** RECORDS FOR THIS EXERCISE follows **

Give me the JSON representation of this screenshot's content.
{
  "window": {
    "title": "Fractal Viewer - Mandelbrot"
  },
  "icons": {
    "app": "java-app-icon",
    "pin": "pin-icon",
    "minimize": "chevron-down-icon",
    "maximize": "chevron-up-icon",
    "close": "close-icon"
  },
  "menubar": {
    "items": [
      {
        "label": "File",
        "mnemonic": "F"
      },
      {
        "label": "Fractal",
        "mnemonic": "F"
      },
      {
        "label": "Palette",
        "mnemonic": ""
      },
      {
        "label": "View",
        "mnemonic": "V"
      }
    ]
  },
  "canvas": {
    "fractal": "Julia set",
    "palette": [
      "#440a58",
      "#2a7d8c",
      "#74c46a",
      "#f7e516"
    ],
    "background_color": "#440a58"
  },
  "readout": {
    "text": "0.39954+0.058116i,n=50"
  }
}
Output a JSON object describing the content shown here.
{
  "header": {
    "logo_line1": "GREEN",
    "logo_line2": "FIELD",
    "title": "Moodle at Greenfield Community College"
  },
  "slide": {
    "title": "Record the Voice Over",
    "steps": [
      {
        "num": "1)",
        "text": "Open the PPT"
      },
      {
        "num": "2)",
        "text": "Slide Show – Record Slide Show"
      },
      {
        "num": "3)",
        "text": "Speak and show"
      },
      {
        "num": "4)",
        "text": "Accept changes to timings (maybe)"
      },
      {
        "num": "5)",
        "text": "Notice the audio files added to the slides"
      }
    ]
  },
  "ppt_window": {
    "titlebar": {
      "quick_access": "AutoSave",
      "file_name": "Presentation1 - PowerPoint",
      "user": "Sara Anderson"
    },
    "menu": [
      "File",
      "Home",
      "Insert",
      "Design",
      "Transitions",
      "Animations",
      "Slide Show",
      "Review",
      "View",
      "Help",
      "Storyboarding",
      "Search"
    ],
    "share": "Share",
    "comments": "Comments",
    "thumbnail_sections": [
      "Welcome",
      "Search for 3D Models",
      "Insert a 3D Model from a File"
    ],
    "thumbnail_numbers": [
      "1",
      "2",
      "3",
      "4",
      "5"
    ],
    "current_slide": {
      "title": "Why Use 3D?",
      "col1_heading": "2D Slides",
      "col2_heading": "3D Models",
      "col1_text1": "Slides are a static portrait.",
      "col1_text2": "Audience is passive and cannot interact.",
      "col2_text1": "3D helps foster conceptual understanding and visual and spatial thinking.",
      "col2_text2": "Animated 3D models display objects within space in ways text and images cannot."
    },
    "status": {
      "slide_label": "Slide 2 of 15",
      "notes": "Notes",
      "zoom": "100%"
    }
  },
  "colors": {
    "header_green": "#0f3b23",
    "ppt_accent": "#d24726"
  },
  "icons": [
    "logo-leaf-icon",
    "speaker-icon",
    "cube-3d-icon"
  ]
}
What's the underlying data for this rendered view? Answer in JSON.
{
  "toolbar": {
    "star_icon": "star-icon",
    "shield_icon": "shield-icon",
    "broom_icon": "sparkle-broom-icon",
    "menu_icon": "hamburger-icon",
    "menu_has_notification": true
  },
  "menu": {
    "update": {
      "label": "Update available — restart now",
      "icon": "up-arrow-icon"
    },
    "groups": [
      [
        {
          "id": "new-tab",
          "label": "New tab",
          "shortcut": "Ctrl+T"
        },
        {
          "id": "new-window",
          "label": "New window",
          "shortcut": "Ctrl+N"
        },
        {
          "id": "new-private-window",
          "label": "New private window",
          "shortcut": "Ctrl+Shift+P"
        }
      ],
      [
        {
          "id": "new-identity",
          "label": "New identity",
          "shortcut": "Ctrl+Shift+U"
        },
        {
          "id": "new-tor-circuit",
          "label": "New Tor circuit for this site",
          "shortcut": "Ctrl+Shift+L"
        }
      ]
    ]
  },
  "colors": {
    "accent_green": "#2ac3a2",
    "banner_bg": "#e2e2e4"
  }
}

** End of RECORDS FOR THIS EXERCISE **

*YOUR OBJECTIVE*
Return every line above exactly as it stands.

*RESULT*
Give me the JSON representation of this screenshot's content.
{
  "window": {
    "title": "Fractal Viewer - Mandelbrot"
  },
  "icons": {
    "app": "java-app-icon",
    "pin": "pin-icon",
    "minimize": "chevron-down-icon",
    "maximize": "chevron-up-icon",
    "close": "close-icon"
  },
  "menubar": {
    "items": [
      {
        "label": "File",
        "mnemonic": "F"
      },
      {
        "label": "Fractal",
        "mnemonic": "F"
      },
      {
        "label": "Palette",
        "mnemonic": ""
      },
      {
        "label": "View",
        "mnemonic": "V"
      }
    ]
  },
  "canvas": {
    "fractal": "Julia set",
    "palette": [
      "#440a58",
      "#2a7d8c",
      "#74c46a",
      "#f7e516"
    ],
    "background_color": "#440a58"
  },
  "readout": {
    "text": "0.39954+0.058116i,n=50"
  }
}
Output a JSON object describing the content shown here.
{
  "header": {
    "logo_line1": "GREEN",
    "logo_line2": "FIELD",
    "title": "Moodle at Greenfield Community College"
  },
  "slide": {
    "title": "Record the Voice Over",
    "steps": [
      {
        "num": "1)",
        "text": "Open the PPT"
      },
      {
        "num": "2)",
        "text": "Slide Show – Record Slide Show"
      },
      {
        "num": "3)",
        "text": "Speak and show"
      },
      {
        "num": "4)",
        "text": "Accept changes to timings (maybe)"
      },
      {
        "num": "5)",
        "text": "Notice the audio files added to the slides"
      }
    ]
  },
  "ppt_window": {
    "titlebar": {
      "quick_access": "AutoSave",
      "file_name": "Presentation1 - PowerPoint",
      "user": "Sara Anderson"
    },
    "menu": [
      "File",
      "Home",
      "Insert",
      "Design",
      "Transitions",
      "Animations",
      "Slide Show",
      "Review",
      "View",
      "Help",
      "Storyboarding",
      "Search"
    ],
    "share": "Share",
    "comments": "Comments",
    "thumbnail_sections": [
      "Welcome",
      "Search for 3D Models",
      "Insert a 3D Model from a File"
    ],
    "thumbnail_numbers": [
      "1",
      "2",
      "3",
      "4",
      "5"
    ],
    "current_slide": {
      "title": "Why Use 3D?",
      "col1_heading": "2D Slides",
      "col2_heading": "3D Models",
      "col1_text1": "Slides are a static portrait.",
      "col1_text2": "Audience is passive and cannot interact.",
      "col2_text1": "3D helps foster conceptual understanding and visual and spatial thinking.",
      "col2_text2": "Animated 3D models display objects within space in ways text and images cannot."
    },
    "status": {
      "slide_label": "Slide 2 of 15",
      "notes": "Notes",
      "zoom": "100%"
    }
  },
  "colors": {
    "header_green": "#0f3b23",
    "ppt_accent": "#d24726"
  },
  "icons": [
    "logo-leaf-icon",
    "speaker-icon",
    "cube-3d-icon"
  ]
}
What's the underlying data for this rendered view? Answer in JSON.
{
  "toolbar": {
    "star_icon": "star-icon",
    "shield_icon": "shield-icon",
    "broom_icon": "sparkle-broom-icon",
    "menu_icon": "hamburger-icon",
    "menu_has_notification": true
  },
  "menu": {
    "update": {
      "label": "Update available — restart now",
      "icon": "up-arrow-icon"
    },
    "groups": [
      [
        {
          "id": "new-tab",
          "label": "New tab",
          "shortcut": "Ctrl+T"
        },
        {
          "id": "new-window",
          "label": "New window",
          "shortcut": "Ctrl+N"
        },
        {
          "id": "new-private-window",
          "label": "New private window",
          "shortcut": "Ctrl+Shift+P"
        }
      ],
      [
        {
          "id": "new-identity",
          "label": "New identity",
          "shortcut": "Ctrl+Shift+U"
        },
        {
          "id": "new-tor-circuit",
          "label": "New Tor circuit for this site",
          "shortcut": "Ctrl+Shift+L"
        }
      ]
    ]
  },
  "colors": {
    "accent_green": "#2ac3a2",
    "banner_bg": "#e2e2e4"
  }
}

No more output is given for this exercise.